The bit into the bar is a quick snap, biting through the cocoa crispies is easy, they’re crunchy but have plenty of give since they don’t seem to be held together by marshmallow or peanut butter like the Whatchamacallit.
The mockolate coating is rather good ... I have to give Hershey’s credit, their fake chocolate can often be better than some other companies’ real chocolate. The cocoa flavors from the crispy center probably help.
The peanut butter is a bit salty, creamy and smooth (smoother than a peanut butter cup center).
Overall, it’s a nice experience ... probably not something I’d want again. I’m not sure why Hershey’s did it, but they’re not really taking any credit for it (they never emailed me about it, it doesn’t appear on their website) and it will probably disappear without any fanfare as well.
Rating: 6 out of 10
As a little side note, since I’ve never done an official review of the Whatchamacallit (which by now I’m rather dreading typing), I thought I’d add that here:
The bar smells like cocoa and toffee. The peanut butter crisped rice center is great. It’s buttery, salty, crunchy and has a good roasted nut flavor and a strong butter/dairy note to it. The caramel, though only a very thin layer, gives it a bit of a chew that holds it together in the mouth. The mockolate coating is creamy and melts well but offers no chocolate flavors here ... just a sealant for the crispy bar.
Rating: 6 out of 10
But most of all, I have to wonder why the Whatchamacallit isn’t a Reese’s branded product, getting the full benefit of the peanut butter branding.
Monday, March 2, 2009
I bought another molded Palmer Easter item. (A product which I generally consider a biodegradable decoration, not actually meant to be eaten.)
I have to hand it to R.M. Palmer. They do a great job of keeping their prices low and their designs contemporary.
Quax: The Yummy Ducky pretty much had me with the packaging. (It certainly wasn’t the description of Hollow Milk Flavored Candy Duck that sold me.) It looks just like a bathtub rubber ducky. But it was also on sale for only a dollar.
Quax is a bit smaller than the average toy duck. He’s about 3 inches from beak to tail and three inches high.
He’s well molded, with a seam through his head and down his sides. (I would have thought it would be constructed with mirror-image sides, but this way presents a flawless face.)
He sounds like plastic, looks like plastic but thankfully smells like an Easter basket. (Mmm, vanillin.)
The ingredients are what I’d expect from Palmer:
The packaging seems a bit excessive for such a tiny candy toy - it’s 4 inches wide and 6 inches tall. But it does have a little to and from tag area on the back for gifting.

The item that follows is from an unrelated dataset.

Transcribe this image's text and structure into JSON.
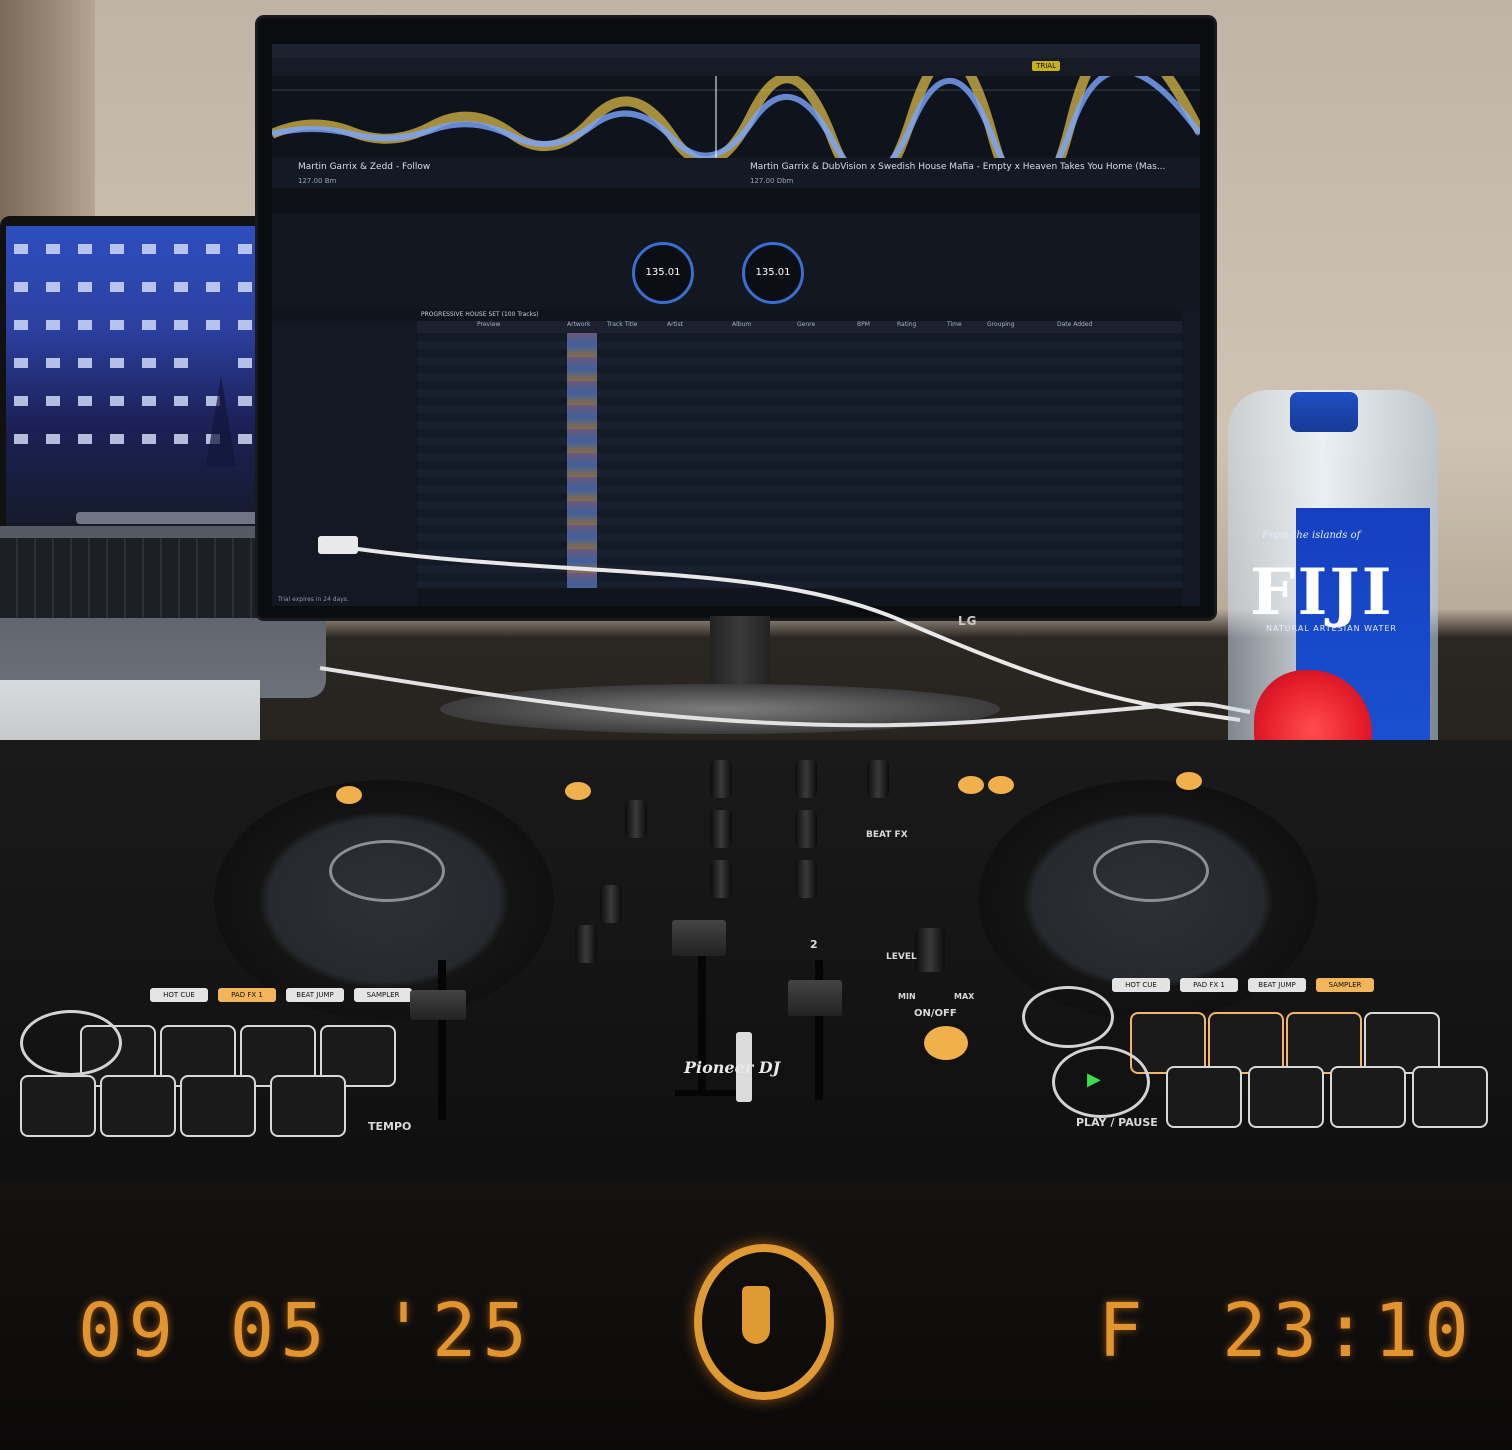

So I got out a bowl of water and plopped my Yummy Ducky friend into it.
Sure enough, he floats. He floats just fine. But he’s not balanced, so try as I might, I couldn’t get him to bob like a duck should, upright (or even tail up like a feeding duck might). Instead he did the duck equivalent of belly up and rested on his side. What this duck needs is a keel. Or feet. Then I think we might have something, an edible decoration for a punch bowl.
At this point I was pretty happy with my one buck purchase. It was cute, it smelled better than some vinyl toy and provided at least 800 words for my review without even cracking it open.
But I have to actually eat some, don’t I?
So I bit off the top of his skull.
The milk flavored candy has a very strong vanilla flavor with a little bit of dairy/dried milk going on. It’s incredibly sweet, actually throat searing.
It’s not that bad! Since it’s not trying to be actual chocolate, it succeeds at being better than plastic. I don’t plan on finishing it, but it was a fun little novelty item. It might even be amusing if they made them in a few sizes. You know, because they’re really not for eating, just decoration.
For those of you who for some reason now want to watch Ernie sing Rubber Duckie, here it is on YouTube.
Meticulously photographed and documented reviews of candy from around the world. And the occasional other sweet adventures. Open your mouth, expand your mind.